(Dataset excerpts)
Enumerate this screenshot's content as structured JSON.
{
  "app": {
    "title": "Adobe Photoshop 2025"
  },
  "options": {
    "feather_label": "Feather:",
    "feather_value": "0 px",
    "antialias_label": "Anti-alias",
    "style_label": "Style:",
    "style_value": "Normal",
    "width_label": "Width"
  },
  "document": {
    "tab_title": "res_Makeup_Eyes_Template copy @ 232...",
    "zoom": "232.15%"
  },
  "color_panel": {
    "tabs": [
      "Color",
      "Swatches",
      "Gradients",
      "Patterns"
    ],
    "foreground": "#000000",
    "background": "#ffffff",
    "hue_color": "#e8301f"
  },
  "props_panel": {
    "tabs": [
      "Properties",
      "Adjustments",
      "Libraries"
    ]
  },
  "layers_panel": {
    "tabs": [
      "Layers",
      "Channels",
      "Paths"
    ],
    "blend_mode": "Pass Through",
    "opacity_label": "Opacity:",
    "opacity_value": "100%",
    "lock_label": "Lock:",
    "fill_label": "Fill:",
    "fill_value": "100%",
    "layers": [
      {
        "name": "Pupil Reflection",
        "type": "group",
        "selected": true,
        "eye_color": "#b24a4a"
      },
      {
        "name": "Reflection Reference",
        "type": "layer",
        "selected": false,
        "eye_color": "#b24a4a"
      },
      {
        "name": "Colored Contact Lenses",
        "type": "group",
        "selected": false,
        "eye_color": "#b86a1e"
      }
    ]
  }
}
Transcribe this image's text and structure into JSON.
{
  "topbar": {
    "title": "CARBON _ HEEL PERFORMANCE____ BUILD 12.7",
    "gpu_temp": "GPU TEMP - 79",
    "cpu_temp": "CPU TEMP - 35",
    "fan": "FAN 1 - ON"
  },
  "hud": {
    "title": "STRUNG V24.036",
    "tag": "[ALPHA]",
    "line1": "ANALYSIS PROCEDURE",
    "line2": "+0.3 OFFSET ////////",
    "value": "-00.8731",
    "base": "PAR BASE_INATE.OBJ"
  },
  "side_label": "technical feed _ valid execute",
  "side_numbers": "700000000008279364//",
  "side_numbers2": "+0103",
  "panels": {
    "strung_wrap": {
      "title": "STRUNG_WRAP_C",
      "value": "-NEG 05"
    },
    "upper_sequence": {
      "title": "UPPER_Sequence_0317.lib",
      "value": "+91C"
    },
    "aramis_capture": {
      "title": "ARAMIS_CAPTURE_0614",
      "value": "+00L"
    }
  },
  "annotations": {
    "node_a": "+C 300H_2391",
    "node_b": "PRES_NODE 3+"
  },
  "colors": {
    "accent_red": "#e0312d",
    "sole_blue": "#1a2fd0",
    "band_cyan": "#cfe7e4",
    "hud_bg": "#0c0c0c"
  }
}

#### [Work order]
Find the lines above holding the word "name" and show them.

#### [Expected answer]
        "name": "Pupil Reflection",
        "name": "Reflection Reference",
        "name": "Colored Contact Lenses",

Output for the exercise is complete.